IrateShrike + posted a topic in Real World NewsMature students and construction workers top the list of most common people to have a drink or drug-driving conviction Of the 10 professions with the highest rates, 7 were part of the building trade Scaffolders, brickies and labourers all featured in the top 10 Live-at-home mature students were identified as the most likely to have a drink or drug-driving blemish on their record MoneySuperMarket reviewed 9.8 million insurance quotes to reach the results By Rob Hull For Thisismoney.co.uk Published: 13:53, 19 January 2017 | Updated: 13:53, 19 January 2017 Full story http://www.thisismoney.co.uk/money/cars/article-4112820/The-10-professions-drink-driving-convictions.html Quite interesting (although unsurprising) that police officers are the least likely people to drink and drive.

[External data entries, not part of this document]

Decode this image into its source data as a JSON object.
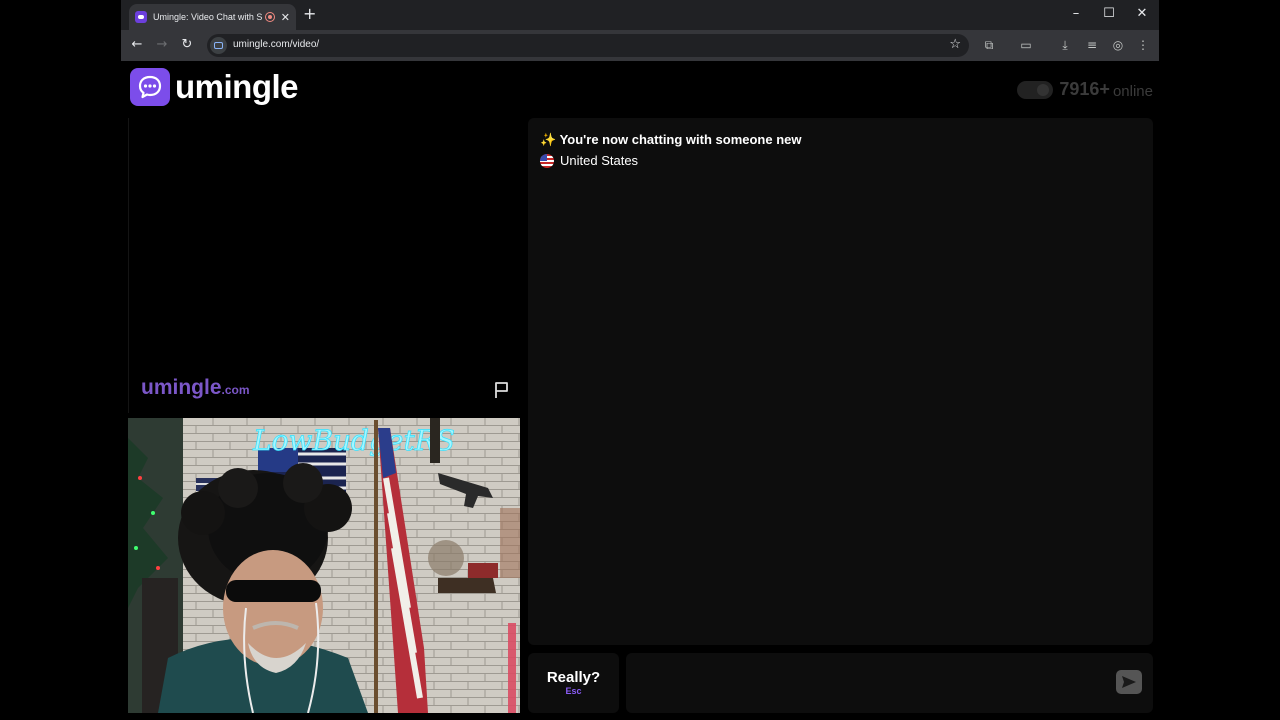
{
  "browser": {
    "tab_title": "Umingle: Video Chat with S",
    "url": "umingle.com/video/"
  },
  "site": {
    "logo_text": "umingle",
    "online_count": "7916+",
    "online_label": "online"
  },
  "stranger_video": {
    "watermark_main": "umingle",
    "watermark_tld": ".com"
  },
  "self_video": {
    "neon_sign_text": "LowBudgetRS"
  },
  "chat": {
    "status_icon": "✨",
    "status_message": "You're now chatting with someone new",
    "partner_country": "United States",
    "message_value": ""
  },
  "controls": {
    "skip_label": "Really?",
    "skip_key": "Esc"
  },
  "colors": {
    "brand": "#7c4dea",
    "watermark": "#7b57c8",
    "skip_key": "#8a5cf5"
  }
}
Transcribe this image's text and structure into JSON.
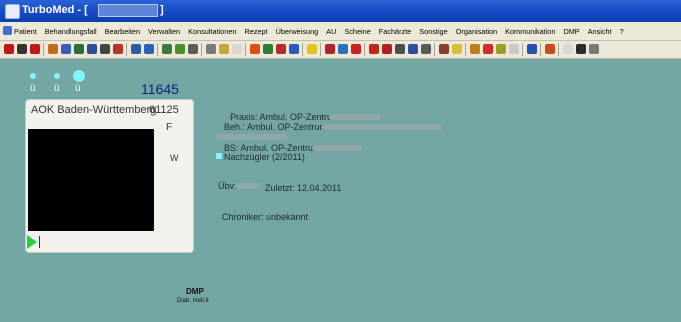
{
  "app": {
    "title": "TurboMed - [",
    "title_suffix": "]"
  },
  "menu": [
    "Patient",
    "Behandlungsfall",
    "Bearbeiten",
    "Verwalten",
    "Konsultationen",
    "Rezept",
    "Überweisung",
    "AU",
    "Scheine",
    "Fachärzte",
    "Sonstige",
    "Organisation",
    "Kommunikation",
    "DMP",
    "Ansicht",
    "?"
  ],
  "status_dots": {
    "labels": [
      "ü",
      "ü",
      "ü"
    ]
  },
  "patient": {
    "number": "11645",
    "insurance": "AOK Baden-Württemberg",
    "insurance_code": "61125",
    "letter_f": "F",
    "letter_w": "W",
    "input_value": ""
  },
  "info": {
    "praxis": "Praxis: Ambul. OP-Zentrum",
    "beh": "Beh.: Ambul. OP-Zentrum",
    "bs": "BS: Ambul. OP-Zentrum",
    "nachzuegler": "Nachzügler (2/2011)",
    "ubv_label": "Übv:",
    "zuletzt": "Zuletzt: 12.04.2011",
    "chroniker": "Chroniker: unbekannt"
  },
  "dmp": {
    "title": "DMP",
    "subtitle": "Diab. mell.II"
  },
  "colors": {
    "background": "#73a6a3",
    "titlebar": "#1448c4",
    "accent_dot": "#7ff5ff",
    "patient_number": "#0b1e86",
    "play": "#22d33a"
  },
  "toolbar_icons": [
    "arrow-left-icon",
    "binoculars-icon",
    "arrow-right-icon",
    "patient-icon",
    "patient-list-icon",
    "card-icon",
    "card2-icon",
    "card3-icon",
    "chart-icon",
    "monitor-icon",
    "notes-icon",
    "calendar-icon",
    "plant-icon",
    "stethoscope-icon",
    "pill-icon",
    "lab-icon",
    "arrow-right-icon",
    "graph-icon",
    "table-icon",
    "screen-icon",
    "folder-icon",
    "med-icon",
    "ok-icon",
    "add-icon",
    "stat-icon",
    "grid-icon",
    "tool-icon",
    "pin-icon",
    "tools-icon",
    "book-icon",
    "folder-icon",
    "cam-icon",
    "disk-icon",
    "shield-icon",
    "percent-icon",
    "globe-icon",
    "more-icon"
  ]
}
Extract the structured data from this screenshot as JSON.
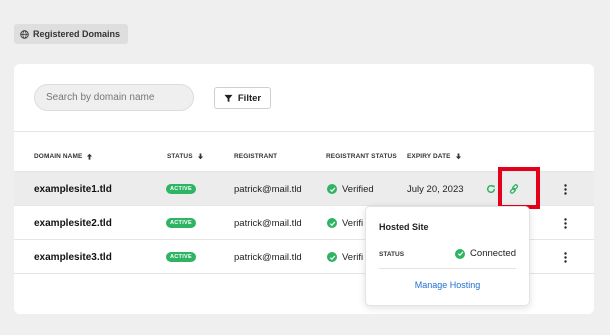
{
  "chip": {
    "label": "Registered Domains",
    "icon": "globe-icon"
  },
  "search": {
    "placeholder": "Search by domain name",
    "value": ""
  },
  "filter": {
    "label": "Filter",
    "icon": "filter-funnel-icon"
  },
  "columns": {
    "domain": "DOMAIN NAME",
    "status": "STATUS",
    "registrant": "REGISTRANT",
    "registrant_status": "REGISTRANT STATUS",
    "expiry": "EXPIRY DATE"
  },
  "rows": [
    {
      "domain": "examplesite1.tld",
      "status": "ACTIVE",
      "registrant": "patrick@mail.tld",
      "registrant_status": "Verified",
      "expiry": "July 20, 2023"
    },
    {
      "domain": "examplesite2.tld",
      "status": "ACTIVE",
      "registrant": "patrick@mail.tld",
      "registrant_status": "Verifi"
    },
    {
      "domain": "examplesite3.tld",
      "status": "ACTIVE",
      "registrant": "patrick@mail.tld",
      "registrant_status": "Verifi"
    }
  ],
  "popover": {
    "title": "Hosted Site",
    "status_label": "STATUS",
    "status_value": "Connected",
    "action": "Manage Hosting"
  },
  "colors": {
    "accent_green": "#2fb463",
    "link_blue": "#1f6fd1",
    "highlight_red": "#e3001b"
  }
}
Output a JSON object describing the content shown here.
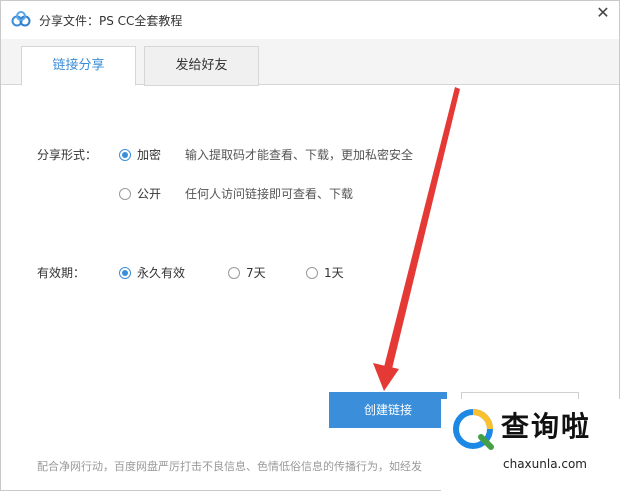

XA84 + posted a topic in TackleberryHey guys, I'm due to start my police officer training soon as whilst I was at work I noticed that somebody was selling the Blackstone's Handbook for Policing Students 2014 for £15 and was wondering whether it would be worth buying? Have any other you used it and would you say it's worth it? Thanks in advance! XA84
Police Manuals 2015
R5! + posted a topic in Marketplace's General Buy & SellI am currently looking to sell my Blackstone 2015 manuals along with crammer guides from Police Pass. In total there are 8 books covering the following 4 topics; - Evidence & Procedure - General Policing Duties - Roads Policing - Crime Blackstone's Police Manuals 2015 Four Volumes RRP = £79.99 Police Pass Crammer Guide 2015 Four Volumes RRP = £69.99 These books are ideal for any new student constable, someone looking to brush up on their knowledge or those looking to start studying for their OSPRE exam. Blackstone's are the only College of Policing endorsed manuals around, this means that they are the official police line when it comes to current legislation and procedure, there is nobody else who offers the vast knowledge that they do. I am looking for a sensible offer but I am willing to have a discussion regarding the price if you PM me. I look forward to hearing from you.
Jury out over policeman accused of knocking out student's tooth
Dash posted a topic in UK Policing NewsJury out over policeman accused of knocking out student's tooth during demo Published: 15 May 2015 Updated: 20:32, 15 May 2015 A jury in the trial of a police officer who allegedly knocked out a protester's tooth with a riot shield has retired to consider its verdict. Pc Andrew Ott, 36, was taped on his personal recording device threatening violence towards crowds gathered near the Houses of Parliament during the 2010 student protests over tuition fees. It is alleged that when Royal Holloway student William Horner tried to break free from a kettled area on Parliament Square, Ott struck out with his shield, knocking out the student's tooth. He is also accused of conspiring with two colleagues to come up with a reason to falsely arrest the student after he was injured. Clips of the incident have been played to the jury at Southwark Crown Court. Ott, of Rochester, Kent, denies one charge of assault occasioning actual bodily harm and a further charge of perverting the course of justice. London Evening Standard YouTube